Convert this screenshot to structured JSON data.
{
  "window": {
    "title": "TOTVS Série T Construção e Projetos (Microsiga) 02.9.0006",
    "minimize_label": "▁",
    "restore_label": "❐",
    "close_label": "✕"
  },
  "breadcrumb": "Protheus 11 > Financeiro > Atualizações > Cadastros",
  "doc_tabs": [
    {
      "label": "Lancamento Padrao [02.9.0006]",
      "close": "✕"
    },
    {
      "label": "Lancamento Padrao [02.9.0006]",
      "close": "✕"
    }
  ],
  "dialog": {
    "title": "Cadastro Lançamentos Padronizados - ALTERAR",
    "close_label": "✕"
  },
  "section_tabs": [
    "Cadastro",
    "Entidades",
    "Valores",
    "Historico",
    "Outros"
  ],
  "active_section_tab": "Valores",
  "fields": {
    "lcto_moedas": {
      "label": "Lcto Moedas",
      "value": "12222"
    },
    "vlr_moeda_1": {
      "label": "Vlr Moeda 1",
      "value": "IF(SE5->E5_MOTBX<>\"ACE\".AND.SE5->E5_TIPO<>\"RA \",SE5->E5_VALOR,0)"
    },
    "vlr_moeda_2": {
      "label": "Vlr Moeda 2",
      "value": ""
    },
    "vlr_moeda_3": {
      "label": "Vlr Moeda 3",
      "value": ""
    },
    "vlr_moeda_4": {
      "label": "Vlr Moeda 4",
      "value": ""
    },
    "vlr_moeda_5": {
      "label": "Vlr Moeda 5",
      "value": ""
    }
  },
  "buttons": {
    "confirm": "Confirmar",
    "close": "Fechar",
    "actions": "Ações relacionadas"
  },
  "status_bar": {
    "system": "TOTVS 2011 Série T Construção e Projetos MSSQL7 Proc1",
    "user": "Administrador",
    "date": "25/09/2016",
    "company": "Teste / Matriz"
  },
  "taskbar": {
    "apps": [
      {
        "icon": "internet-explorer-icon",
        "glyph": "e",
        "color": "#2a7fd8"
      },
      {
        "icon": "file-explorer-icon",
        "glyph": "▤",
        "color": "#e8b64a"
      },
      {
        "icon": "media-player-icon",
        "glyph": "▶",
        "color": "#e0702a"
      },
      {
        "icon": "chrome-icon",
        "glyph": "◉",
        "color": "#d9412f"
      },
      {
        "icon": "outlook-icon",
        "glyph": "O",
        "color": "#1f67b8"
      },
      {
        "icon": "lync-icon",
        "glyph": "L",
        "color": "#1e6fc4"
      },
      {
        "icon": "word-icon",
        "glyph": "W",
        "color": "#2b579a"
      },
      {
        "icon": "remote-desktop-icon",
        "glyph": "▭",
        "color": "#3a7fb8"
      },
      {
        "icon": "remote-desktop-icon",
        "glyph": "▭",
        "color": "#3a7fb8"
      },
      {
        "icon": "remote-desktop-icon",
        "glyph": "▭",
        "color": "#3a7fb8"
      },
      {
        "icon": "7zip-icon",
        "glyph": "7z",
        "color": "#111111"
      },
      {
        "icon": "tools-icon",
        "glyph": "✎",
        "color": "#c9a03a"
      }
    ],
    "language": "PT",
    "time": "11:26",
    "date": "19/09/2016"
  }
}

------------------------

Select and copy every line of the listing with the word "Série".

    "title": "TOTVS Série T Construção e Projetos (Microsiga) 02.9.0006",
    "system": "TOTVS 2011 Série T Construção e Projetos MSSQL7 Proc1",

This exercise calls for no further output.